Epinephrine Auto-injectors: Children with severe allergic reactions, such as anaphylaxis, may require an epinephrine auto-injector for emergency treatment. Research emphasizes the importance of timely administration of epinephrine during severe allergic reactions (9).


Sublingual Immunotherapy (SLIT): SLIT involves administering allergens under the tongue to desensitize the immune system. Research supports the use of SLIT in reducing symptoms and improving quality of life in children with allergic rhinitis (10).
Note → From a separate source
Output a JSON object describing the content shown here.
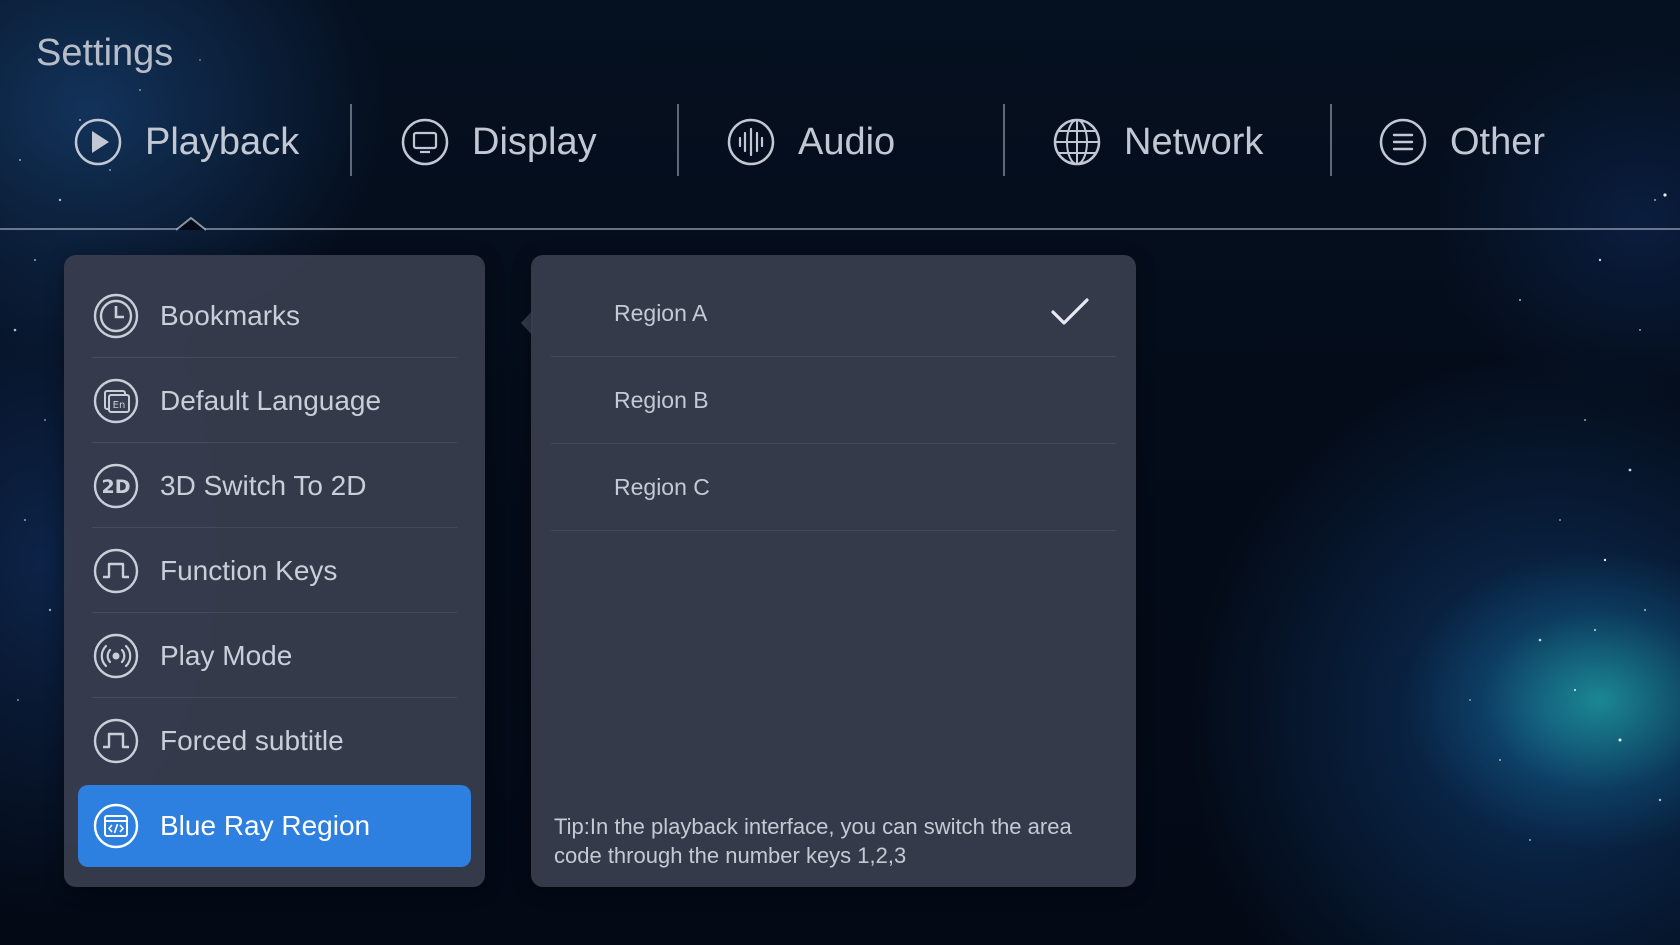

Allergen-specific Immunotherapy (AIT): AIT, commonly known as allergy shots, involves regular injections of gradually increasing doses of allergens. Research demonstrates the long-term effectiveness of AIT in reducing symptoms and preventing the progression of allergies (11).

Education and Support:

Educating children, parents, and caregivers about allergens, avoidance strategies, and emergency response plans (12).

Engaging with healthcare professionals and allergy specialists to develop personalized management plans based on each child’s specific allergies and needs (13).

It is important to consult with healthcare professionals for accurate diagnosis, personalized treatment plans, and guidance in managing allergies in children.


  • Sicherer, S. H., & Sampson, H. A. (2010). Food allergy: A review and update on epidemiology, pathogenesis, diagnosis, prevention, and management. Journal of Allergy and Clinical Immunology, 125(2 Suppl 2), S1-S41.
  • Blaiss, M. S. (2010). Pediatric allergic rhinitis: Physical and mental complications. Allergy and Ast hma Proceedings, 31(6), 431-435.
  • Pistiner, M., Gold, D. R., Abdulkerim, H., Hoffman, E., Celedón, J. C., & Litonjua, A. A. (2010). Environmental tobacco smoke exposure and nocturnal symptoms among inner-city children with asthma. Journal of Allergy and Clinical Immunology, 126(2), 346-353.
  • Han, Y. Y., Forno, E., Gogna, M., Celedón, J. C., & Litonjua, A. A. (2020). Traffic- related air pollution, asthma, and allergic diseases in Latinos from a birth cohort study: The VDAART study. Journal of Allergy and Clinical Immunology, 145(1), 127- 129.
  • Rodriguez-Martinez, C. E., Sossa-Briceño, M. P., Castro-Rodriguez, J. A., & Rojas- Soto, G. E. (2020). The effect of breastfeeding on asthma in children: A systematic review with meta-analysis. Pediatric Pulmonology, 55(8), 2052-2061.
  • Rezapour, M., Khazaei, S., Saatchi, M., Mansori, K., Sani, M., & Sani, A. (2020). The association between breastfeeding and childhood asthma: A systematic review and meta-analysis. Clinical Reviews in Allergy & Immunology, 59(2), 153-161.
  • Kuswanto, H., Verhoeven, E. W. M., Walsh, A., Penders, J., & Janssen, R. (2020). Association between antibiotic exposure and the risk of asthma in children: A systematic review and meta-analysis of observational studies. Journal of Allergy and Clinical Immunology, 146(1), 53-60.